Passports and Immigration in Europe
Thanks to the establishment of the European Union – and, more specifically, the Schengen agreement – travel within Europe is extremely easy, from an immigration perspective. If you stay within the boundaries of the Schengen area, which encompasses the UK, Ireland and most of continental Europe, you need only present your passport when your plan lands and when it departs, which is convenient, although you won’t have as many passport stamps as you might’ve two decades ago.
It’s important to understand, however, that not every countries technically in Europe is part of this agreement. Most notably, citizens of countries like the US, UK and Australia will need visas to enter Russia and other countries of the former Soviet bloc.
The Euro: Which Countries Use It?
Just as the Schengen Area doesn’t encompass all of Europe, not all countries that are part of the EU use the euro as currency. Presently, European countries which use the euro are as follow (see map):
Notable exceptions to Euro usage include the UK, which still uses the British pound, and Switzerland, which still uses the Swiss franc. Likewise, just as Russia and former Soviet countries have not signed on to the Schengen agreement, they still use their own currencies.
Trains in Europe
Trains dominate ground transport within Europe, although several low-cost airlines – and a number of national “legacy” airlines – operate. Unless you can find a cheap ticket on one of the legacy airlines, I recommend taking the train. Although it usually takes more time than flying, it’s more comfortable, convenient and affordable than flying budget airlines in Europe.
One big advantage of traveling Europe by rail is that you can purchase what’s called a “Eurail” pass, so long as you live reside outside of the E.U. Although Eurail passes don’t necessarily save you money, they are without a doubt the most convenient and flexible way to travel Europe.
The European Economic Crisis for Travelers
The majority of Europe has recently been gripped by economic crisis. While conventional wisdom suggests that this would be good for travelers – i.e. prices would drop – the effect is actually opposite in many cases, as local people in the most stricken countries look to travelers as a source of income.
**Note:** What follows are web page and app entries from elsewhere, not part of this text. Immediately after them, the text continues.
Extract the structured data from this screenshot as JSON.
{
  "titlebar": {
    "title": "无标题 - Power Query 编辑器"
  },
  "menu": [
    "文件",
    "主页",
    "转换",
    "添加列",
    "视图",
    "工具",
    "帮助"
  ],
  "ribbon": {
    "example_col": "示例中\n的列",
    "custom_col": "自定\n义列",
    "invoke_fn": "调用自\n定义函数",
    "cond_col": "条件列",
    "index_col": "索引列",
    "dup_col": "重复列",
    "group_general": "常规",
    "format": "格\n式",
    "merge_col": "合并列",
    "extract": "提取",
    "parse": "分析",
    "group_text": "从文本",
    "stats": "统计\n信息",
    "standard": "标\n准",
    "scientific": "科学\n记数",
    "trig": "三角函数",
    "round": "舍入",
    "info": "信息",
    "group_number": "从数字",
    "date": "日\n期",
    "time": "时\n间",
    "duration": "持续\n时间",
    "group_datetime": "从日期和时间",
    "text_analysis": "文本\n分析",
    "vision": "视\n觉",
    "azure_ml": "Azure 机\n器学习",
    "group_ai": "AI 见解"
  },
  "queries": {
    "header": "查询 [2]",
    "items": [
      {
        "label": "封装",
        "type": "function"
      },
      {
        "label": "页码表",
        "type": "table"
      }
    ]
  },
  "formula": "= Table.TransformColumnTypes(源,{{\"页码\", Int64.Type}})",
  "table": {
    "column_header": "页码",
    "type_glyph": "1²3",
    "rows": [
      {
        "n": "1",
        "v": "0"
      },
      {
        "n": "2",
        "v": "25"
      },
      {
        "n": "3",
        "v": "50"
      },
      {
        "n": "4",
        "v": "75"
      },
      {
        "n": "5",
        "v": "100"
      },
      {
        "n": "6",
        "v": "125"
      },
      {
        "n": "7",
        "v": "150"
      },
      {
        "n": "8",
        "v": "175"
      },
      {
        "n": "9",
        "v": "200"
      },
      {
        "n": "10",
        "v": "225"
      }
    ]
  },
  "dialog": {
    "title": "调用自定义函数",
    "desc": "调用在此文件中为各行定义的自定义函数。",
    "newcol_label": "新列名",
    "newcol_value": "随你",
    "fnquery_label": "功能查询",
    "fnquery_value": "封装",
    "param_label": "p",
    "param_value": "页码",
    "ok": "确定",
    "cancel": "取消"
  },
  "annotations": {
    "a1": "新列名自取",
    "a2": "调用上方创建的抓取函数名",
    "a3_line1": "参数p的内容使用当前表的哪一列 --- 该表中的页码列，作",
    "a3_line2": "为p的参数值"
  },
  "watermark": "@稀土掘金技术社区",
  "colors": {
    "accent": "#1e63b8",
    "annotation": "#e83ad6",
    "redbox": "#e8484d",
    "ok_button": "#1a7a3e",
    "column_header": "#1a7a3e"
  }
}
It’s also important to remain vigilant when traveling in countries like Spain, Italy and Greece. Although most of the protests that have occurred in such countries are anti-government in nature and have little (if anything) to do with foreign travelers, you don’t want to get too involved with any demonstration you come upon in Europe.